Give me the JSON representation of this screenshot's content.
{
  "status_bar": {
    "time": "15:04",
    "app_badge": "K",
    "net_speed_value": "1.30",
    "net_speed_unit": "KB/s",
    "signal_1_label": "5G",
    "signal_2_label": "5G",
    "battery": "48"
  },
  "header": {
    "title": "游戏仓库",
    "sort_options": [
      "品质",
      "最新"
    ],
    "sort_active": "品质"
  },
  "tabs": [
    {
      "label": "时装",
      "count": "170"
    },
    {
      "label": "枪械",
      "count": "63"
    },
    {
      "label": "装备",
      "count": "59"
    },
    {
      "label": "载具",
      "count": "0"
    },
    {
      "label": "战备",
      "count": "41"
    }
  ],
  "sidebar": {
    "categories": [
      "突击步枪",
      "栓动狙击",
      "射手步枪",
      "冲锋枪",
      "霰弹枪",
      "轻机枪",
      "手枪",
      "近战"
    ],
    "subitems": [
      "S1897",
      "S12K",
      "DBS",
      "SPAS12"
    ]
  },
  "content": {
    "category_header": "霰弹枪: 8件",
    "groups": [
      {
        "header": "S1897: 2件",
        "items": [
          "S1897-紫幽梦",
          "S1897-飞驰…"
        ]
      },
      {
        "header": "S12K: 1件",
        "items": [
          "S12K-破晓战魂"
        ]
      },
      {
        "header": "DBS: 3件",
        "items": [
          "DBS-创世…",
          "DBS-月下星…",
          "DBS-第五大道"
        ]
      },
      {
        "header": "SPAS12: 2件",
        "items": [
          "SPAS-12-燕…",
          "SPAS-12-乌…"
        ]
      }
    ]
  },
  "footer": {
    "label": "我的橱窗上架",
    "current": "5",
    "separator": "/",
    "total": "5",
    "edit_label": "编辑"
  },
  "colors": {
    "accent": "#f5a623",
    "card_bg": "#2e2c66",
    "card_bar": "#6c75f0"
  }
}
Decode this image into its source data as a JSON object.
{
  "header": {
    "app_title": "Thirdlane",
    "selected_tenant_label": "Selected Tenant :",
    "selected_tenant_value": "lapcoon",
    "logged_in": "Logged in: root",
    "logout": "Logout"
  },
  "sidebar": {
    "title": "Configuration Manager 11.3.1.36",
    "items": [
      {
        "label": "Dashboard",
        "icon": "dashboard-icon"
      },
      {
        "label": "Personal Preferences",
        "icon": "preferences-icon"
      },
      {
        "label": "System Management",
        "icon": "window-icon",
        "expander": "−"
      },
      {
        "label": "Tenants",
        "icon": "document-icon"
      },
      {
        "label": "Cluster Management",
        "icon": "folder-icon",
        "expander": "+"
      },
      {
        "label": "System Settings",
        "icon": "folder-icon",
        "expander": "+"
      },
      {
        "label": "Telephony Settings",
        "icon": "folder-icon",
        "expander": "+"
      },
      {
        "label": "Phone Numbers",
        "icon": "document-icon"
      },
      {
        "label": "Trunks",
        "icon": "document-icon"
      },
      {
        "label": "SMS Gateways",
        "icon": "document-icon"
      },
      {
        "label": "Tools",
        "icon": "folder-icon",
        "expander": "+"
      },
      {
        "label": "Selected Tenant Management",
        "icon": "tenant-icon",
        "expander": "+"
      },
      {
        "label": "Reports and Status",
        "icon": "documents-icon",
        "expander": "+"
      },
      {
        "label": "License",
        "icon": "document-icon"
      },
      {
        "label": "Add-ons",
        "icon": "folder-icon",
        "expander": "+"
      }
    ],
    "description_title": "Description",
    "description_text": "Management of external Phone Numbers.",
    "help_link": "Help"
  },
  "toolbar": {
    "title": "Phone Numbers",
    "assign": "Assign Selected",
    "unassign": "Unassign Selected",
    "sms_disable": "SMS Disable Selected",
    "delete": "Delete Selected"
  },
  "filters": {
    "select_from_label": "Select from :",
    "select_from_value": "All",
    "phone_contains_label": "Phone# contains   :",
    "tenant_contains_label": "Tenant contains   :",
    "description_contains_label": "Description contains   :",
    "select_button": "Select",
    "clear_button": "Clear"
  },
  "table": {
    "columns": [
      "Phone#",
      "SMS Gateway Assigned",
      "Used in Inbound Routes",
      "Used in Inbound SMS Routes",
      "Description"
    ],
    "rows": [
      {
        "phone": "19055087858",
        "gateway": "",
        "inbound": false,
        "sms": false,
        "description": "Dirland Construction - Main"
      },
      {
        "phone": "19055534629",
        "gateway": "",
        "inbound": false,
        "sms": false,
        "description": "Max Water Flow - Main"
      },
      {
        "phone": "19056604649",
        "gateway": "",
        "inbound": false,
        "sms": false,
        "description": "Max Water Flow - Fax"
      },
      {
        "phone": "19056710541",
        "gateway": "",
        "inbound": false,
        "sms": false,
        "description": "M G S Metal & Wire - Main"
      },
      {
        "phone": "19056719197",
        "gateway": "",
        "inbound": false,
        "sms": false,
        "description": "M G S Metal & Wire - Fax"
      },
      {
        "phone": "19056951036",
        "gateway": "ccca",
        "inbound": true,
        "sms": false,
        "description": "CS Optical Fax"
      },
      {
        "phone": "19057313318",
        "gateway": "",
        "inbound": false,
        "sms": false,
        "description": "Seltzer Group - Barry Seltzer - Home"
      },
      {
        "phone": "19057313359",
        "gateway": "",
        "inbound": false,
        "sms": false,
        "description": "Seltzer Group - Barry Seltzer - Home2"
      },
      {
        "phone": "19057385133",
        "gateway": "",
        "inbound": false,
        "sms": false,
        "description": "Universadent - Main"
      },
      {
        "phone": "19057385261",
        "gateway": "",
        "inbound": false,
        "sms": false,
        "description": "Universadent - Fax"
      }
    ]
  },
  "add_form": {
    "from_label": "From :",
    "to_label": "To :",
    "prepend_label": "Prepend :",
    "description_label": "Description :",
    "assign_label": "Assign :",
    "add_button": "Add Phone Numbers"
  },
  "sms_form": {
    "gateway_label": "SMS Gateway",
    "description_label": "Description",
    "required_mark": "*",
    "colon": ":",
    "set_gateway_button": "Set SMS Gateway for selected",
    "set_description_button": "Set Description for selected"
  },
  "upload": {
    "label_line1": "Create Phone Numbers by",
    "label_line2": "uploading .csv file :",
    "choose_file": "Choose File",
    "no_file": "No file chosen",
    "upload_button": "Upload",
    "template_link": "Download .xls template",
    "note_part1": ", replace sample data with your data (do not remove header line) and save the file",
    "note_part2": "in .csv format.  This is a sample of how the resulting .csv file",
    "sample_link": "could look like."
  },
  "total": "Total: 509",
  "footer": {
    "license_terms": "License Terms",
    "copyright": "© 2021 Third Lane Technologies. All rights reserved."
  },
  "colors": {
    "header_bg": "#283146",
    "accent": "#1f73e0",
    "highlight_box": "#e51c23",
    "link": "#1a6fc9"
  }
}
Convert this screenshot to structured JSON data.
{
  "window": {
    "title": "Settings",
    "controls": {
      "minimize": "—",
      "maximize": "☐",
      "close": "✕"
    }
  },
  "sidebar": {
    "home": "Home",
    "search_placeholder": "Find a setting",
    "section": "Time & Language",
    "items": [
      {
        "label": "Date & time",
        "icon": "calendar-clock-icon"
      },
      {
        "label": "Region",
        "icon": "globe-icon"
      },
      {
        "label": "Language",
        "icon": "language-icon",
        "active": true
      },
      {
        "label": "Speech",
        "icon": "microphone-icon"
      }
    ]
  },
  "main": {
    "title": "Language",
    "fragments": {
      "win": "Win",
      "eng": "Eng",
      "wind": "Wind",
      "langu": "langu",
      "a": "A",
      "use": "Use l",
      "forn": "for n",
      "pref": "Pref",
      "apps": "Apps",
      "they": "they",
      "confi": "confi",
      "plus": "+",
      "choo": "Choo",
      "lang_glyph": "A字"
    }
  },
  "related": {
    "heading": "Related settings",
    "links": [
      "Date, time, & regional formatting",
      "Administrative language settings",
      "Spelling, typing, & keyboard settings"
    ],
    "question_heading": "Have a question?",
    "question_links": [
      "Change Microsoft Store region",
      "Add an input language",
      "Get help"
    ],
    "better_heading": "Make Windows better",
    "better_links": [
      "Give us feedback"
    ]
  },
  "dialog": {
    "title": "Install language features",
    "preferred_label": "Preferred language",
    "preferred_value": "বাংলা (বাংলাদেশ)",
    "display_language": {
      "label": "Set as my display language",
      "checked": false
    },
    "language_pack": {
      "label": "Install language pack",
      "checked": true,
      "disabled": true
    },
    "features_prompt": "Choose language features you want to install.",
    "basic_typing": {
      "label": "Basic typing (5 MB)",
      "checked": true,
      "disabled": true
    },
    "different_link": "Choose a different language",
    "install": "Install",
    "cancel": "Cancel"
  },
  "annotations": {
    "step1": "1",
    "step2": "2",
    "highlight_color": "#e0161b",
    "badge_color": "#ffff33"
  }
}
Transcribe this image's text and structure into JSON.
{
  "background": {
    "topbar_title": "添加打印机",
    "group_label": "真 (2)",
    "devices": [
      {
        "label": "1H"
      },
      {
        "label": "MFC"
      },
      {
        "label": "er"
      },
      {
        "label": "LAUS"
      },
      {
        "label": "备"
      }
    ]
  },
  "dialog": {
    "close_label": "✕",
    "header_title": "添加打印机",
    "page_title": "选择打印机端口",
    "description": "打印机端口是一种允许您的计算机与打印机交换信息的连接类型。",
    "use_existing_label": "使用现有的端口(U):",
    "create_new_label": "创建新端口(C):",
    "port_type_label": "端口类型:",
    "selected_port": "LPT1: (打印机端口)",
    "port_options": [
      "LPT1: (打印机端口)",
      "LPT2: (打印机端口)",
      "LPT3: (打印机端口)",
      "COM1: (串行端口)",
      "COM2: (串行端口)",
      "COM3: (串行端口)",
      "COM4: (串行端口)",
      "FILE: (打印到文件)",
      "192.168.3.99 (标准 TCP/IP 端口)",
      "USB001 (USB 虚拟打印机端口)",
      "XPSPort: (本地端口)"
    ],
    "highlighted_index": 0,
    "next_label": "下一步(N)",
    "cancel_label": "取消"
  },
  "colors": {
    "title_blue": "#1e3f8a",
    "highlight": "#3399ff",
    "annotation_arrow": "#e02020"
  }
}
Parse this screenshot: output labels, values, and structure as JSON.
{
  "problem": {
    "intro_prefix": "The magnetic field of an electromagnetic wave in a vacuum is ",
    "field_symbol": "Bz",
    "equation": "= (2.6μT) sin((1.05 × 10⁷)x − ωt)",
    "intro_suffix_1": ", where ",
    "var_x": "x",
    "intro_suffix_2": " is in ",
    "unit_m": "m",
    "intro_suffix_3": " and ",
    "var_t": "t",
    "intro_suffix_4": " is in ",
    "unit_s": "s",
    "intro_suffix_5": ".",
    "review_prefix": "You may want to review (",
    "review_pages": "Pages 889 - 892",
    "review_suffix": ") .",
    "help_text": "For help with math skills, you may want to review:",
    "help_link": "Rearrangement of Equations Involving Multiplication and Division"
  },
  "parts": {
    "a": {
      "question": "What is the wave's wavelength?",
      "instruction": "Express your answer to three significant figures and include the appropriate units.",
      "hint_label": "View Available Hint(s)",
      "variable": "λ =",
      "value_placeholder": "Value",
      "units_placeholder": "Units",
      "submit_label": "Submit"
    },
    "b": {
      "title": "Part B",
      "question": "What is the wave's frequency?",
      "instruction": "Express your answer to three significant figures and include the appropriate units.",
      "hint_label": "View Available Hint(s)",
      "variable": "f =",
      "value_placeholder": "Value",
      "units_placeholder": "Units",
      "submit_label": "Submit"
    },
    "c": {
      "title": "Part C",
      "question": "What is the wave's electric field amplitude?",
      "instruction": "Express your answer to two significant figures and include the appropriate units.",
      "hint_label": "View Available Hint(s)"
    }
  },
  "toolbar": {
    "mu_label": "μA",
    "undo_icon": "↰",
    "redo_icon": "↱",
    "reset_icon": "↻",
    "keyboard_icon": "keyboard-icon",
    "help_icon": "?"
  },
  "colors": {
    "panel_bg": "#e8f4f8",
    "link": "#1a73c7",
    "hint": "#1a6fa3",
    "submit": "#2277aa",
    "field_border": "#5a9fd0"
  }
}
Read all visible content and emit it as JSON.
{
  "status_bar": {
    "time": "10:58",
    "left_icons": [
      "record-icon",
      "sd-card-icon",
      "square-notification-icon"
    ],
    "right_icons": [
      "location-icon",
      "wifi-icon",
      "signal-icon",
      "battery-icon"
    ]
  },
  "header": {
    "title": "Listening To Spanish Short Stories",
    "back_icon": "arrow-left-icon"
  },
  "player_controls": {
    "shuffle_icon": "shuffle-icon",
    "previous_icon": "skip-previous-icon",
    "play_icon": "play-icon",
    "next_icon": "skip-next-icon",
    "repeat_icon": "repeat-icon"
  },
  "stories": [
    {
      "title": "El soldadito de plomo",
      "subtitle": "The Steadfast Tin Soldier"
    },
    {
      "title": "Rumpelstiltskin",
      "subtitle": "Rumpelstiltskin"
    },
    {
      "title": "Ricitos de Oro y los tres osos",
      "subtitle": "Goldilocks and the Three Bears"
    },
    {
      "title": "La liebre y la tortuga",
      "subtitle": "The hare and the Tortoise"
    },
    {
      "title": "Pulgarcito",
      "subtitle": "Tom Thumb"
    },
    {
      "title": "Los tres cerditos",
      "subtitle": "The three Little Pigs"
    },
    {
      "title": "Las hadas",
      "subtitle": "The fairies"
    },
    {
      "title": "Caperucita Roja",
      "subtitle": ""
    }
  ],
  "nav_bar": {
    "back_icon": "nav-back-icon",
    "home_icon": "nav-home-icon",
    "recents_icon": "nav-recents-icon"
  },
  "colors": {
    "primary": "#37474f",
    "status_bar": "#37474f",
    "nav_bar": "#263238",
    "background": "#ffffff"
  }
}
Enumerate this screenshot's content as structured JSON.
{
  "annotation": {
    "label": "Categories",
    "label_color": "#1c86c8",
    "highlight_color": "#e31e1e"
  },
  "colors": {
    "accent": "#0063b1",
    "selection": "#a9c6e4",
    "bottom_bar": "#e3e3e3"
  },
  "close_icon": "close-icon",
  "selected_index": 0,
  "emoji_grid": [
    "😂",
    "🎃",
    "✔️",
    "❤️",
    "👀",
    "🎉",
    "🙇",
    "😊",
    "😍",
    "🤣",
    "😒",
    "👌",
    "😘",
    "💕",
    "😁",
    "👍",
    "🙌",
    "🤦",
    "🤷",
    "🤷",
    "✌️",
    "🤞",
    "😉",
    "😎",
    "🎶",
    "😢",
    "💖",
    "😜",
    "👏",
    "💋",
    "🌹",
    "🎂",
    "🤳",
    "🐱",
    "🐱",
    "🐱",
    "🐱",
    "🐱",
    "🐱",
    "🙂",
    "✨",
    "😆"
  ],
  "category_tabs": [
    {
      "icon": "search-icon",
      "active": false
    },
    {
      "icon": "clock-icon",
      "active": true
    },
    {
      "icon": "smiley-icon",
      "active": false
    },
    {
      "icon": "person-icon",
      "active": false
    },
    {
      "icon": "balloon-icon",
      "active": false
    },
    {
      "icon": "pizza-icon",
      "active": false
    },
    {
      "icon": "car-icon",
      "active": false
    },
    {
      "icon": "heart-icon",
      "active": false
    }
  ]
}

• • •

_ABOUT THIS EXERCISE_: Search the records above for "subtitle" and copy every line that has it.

_ANSWER SECTION_:
      "subtitle": "The Steadfast Tin Soldier"
      "subtitle": "Rumpelstiltskin"
      "subtitle": "Goldilocks and the Three Bears"
      "subtitle": "The hare and the Tortoise"
      "subtitle": "Tom Thumb"
      "subtitle": "The three Little Pigs"
      "subtitle": "The fairies"
      "subtitle": ""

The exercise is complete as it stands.